▶ _What the task requires_: Filter the material below so that only lines containing "print" remain.
######
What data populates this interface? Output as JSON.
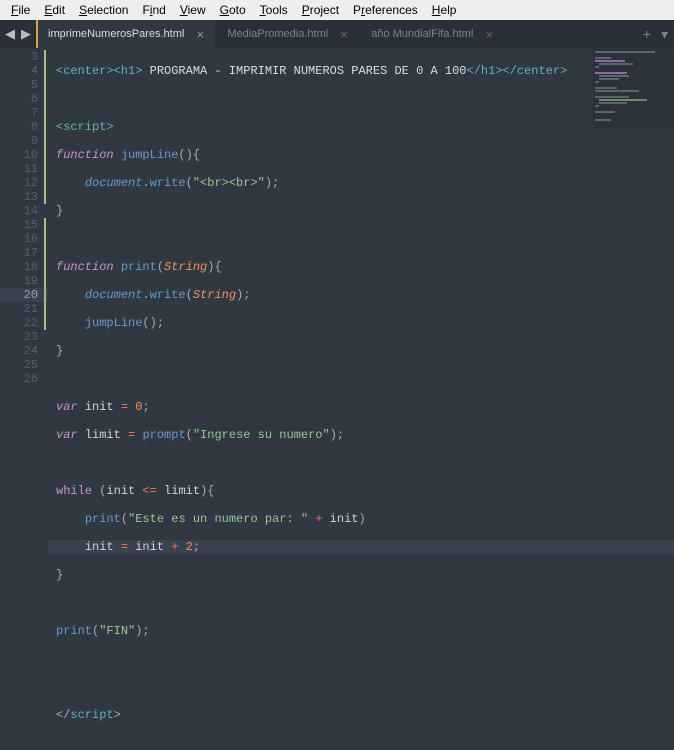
{
  "menu": {
    "file": "File",
    "edit": "Edit",
    "selection": "Selection",
    "find": "Find",
    "view": "View",
    "goto": "Goto",
    "tools": "Tools",
    "project": "Project",
    "preferences": "Preferences",
    "help": "Help"
  },
  "tabs": {
    "t0": "imprimeNumerosPares.html",
    "t1": "MediaPromedia.html",
    "t2": "año MundialFifa.html"
  },
  "gutter": {
    "start": 3,
    "end": 26,
    "highlight": 20
  },
  "code": {
    "l3_txt": "PROGRAMA - IMPRIMIR NUMEROS PARES DE 0 A 100",
    "l3_center_o": "<center>",
    "l3_h1_o": "<h1>",
    "l3_h1_c": "</h1>",
    "l3_center_c": "</center>",
    "l5_scr_o": "<script>",
    "l6_func": "function",
    "l6_name": "jumpLine",
    "l6_par": "(){",
    "l7_obj": "document",
    "l7_dot": ".",
    "l7_fn": "write",
    "l7_po": "(",
    "l7_str": "\"<br><br>\"",
    "l7_pc": ");",
    "l8_cb": "}",
    "l10_func": "function",
    "l10_name": "print",
    "l10_po": "(",
    "l10_param": "String",
    "l10_pc": "){",
    "l11_obj": "document",
    "l11_fn": "write",
    "l11_po": "(",
    "l11_param": "String",
    "l11_pc": ");",
    "l12_fn": "jumpLine",
    "l12_call": "();",
    "l13_cb": "}",
    "l15_var": "var",
    "l15_id": "init",
    "l15_eq": " = ",
    "l15_num": "0",
    "l15_sc": ";",
    "l16_var": "var",
    "l16_id": "limit",
    "l16_eq": " = ",
    "l16_fn": "prompt",
    "l16_po": "(",
    "l16_str": "\"Ingrese su numero\"",
    "l16_pc": ");",
    "l18_while": "while",
    "l18_po": " (",
    "l18_id1": "init",
    "l18_op": " <= ",
    "l18_id2": "limit",
    "l18_pc": "){",
    "l19_fn": "print",
    "l19_po": "(",
    "l19_str": "\"Este es un numero par: \"",
    "l19_op": " + ",
    "l19_id": "init",
    "l19_pc": ")",
    "l20_id1": "init",
    "l20_eq": " = ",
    "l20_id2": "init",
    "l20_op": " + ",
    "l20_num": "2",
    "l20_sc": ";",
    "l21_cb": "}",
    "l23_fn": "print",
    "l23_po": "(",
    "l23_str": "\"FIN\"",
    "l23_pc": ");",
    "l26_scr_c": "script",
    "l26_lt": "</",
    "l26_gt": ">"
  }
}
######
▶ _Written response_:
    "l10_name": "print",
    "l19_fn": "print",
    "l23_fn": "print",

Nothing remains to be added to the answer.